# Proving termination and correctness of the algorithm

1. Jul 14, 2013

### Bipolarity

I've been trying to prove the following, without much success.
Let $B$ and $C$ be nonempty finite subsets of an ordered field $\mathbb{F}$. Define the swapping operation $S$ as follows:
It takes an element $b$ from $B$, an element $c$ from $C$, removes $b$ from $B$ and gives it to $C$, removes $c$ from $C$ and gives it to $B$.

Now suppose that $\max(B) \geq \min(C)$. Then prove that in a finite number of operations of S, the sets $B$ and $C$ can be transformed so that $\max(B) < \min(C)$.

Where would I start? I'm thinking by we can use induction/loop invariants, but I don't have much experience in algorithm proofs, so I could use some help. Thanks!

BiP

Last edited by a moderator: Jul 14, 2013
2. Jul 14, 2013

### verty

I can think of 3 ways to prove this. The invariant idea is probably what your teacher/the author wants. Try to find a way to measure how far you are from the final state. That is, given B and C, can you estimate how many swap operations are required?

3. Jul 14, 2013

### Bipolarity

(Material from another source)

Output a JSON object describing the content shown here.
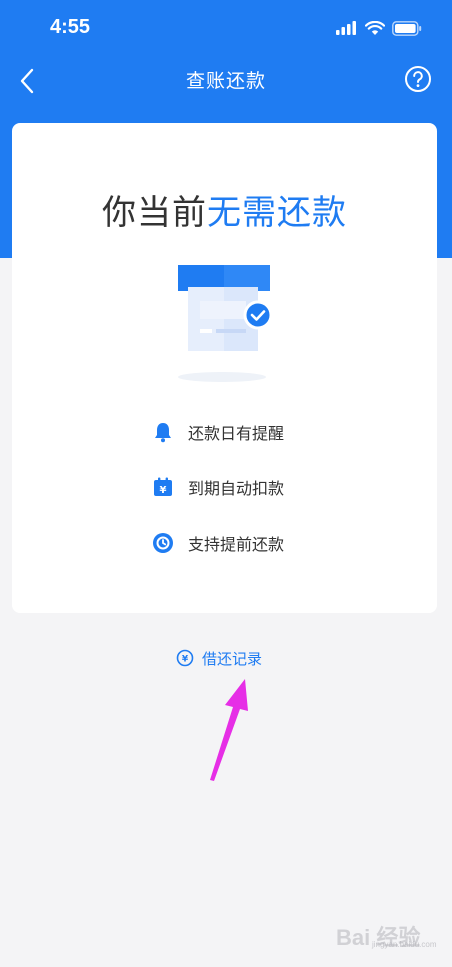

I actually made the problem myself. It is part of a larger project in which I have been trying to rigorously prove correctness of Gauss-Jordan elimination. The algorithm I described above is needed to make sure a finite number of row interchange operations exist on a matrix so that all nonzero rows precede the zero rows.

I'm clueless as to how you would do this proof. Like I said, I don't have much experience in algorithms let alone proving their correctness. Perhaps you could recommend me a text, or help me work through this problem?

Which 3 ways are you referring to?

Thanks by the way.

BiP

4. Jul 14, 2013

### micromass

Staff Emeritus
5. Jul 14, 2013

### micromass

Staff Emeritus
First of all, the field hypothesis is unnecessary. It works for any totally ordered set.

Try an induction proof:
Let $B$ have $n$ elements and $C$ have $m$ elements.

1) Can you prove this in the case that $B$ has $1$ element?
2) Assume that it works for any $B$ with $n^\prime<n$ elements. Prove that it works for $n$. Hint: take the element $\max(B)$. Look at the set $B^\prime = \{\max(B)\}$. Apply (1) to get this element smaller than $\min(C)$. Then take $B^{\prime\prime}$ the set of all elements bigger than $\min(C)$. This has $<n$ elements.

6. Jul 14, 2013

### Bacle2

Do you keep track of the elements that have been swapped? Owise, how do you prevent an infinite loop; say you have (assume restricition of standard ordering on naturals):

C={1,3,4,8}

B={2,5,6}

S: 4<->6

Then

C'={1,3,6,8}

B'={2,4,5}

What prevents you from swapping 4 and 6 again (strictly-speaking, 6<->4 )...and again.....

Why don't you try to write a small program .

You may have to index the terms of C,B, so that you have finite sequences, instead of sets.

7. Jul 15, 2013

### AlephZero

Label the elements of both sets $e_1, e_2, \dots e_k$ where $e_1 \le e_2 \le \dots \le e_k$ (independent of which set they are in).

For $p = 1, 2, \dots$ up to the number of elements in $C$:

If $e_p$ is not in $C$, swap $e_p$ from $B$ with any element $e_q$ of $C$ such that $q > p$.

Done!

8. Jul 15, 2013

### D H

Staff Emeritus
I think you meant max(B)≤min(C), not max(B)<min(C). Consider the sets B={0}, C={0}. This satisfies the condition that max(B)≥min(C). Swap all you want and you will never be able to transform the sets such that max(B)<min(C).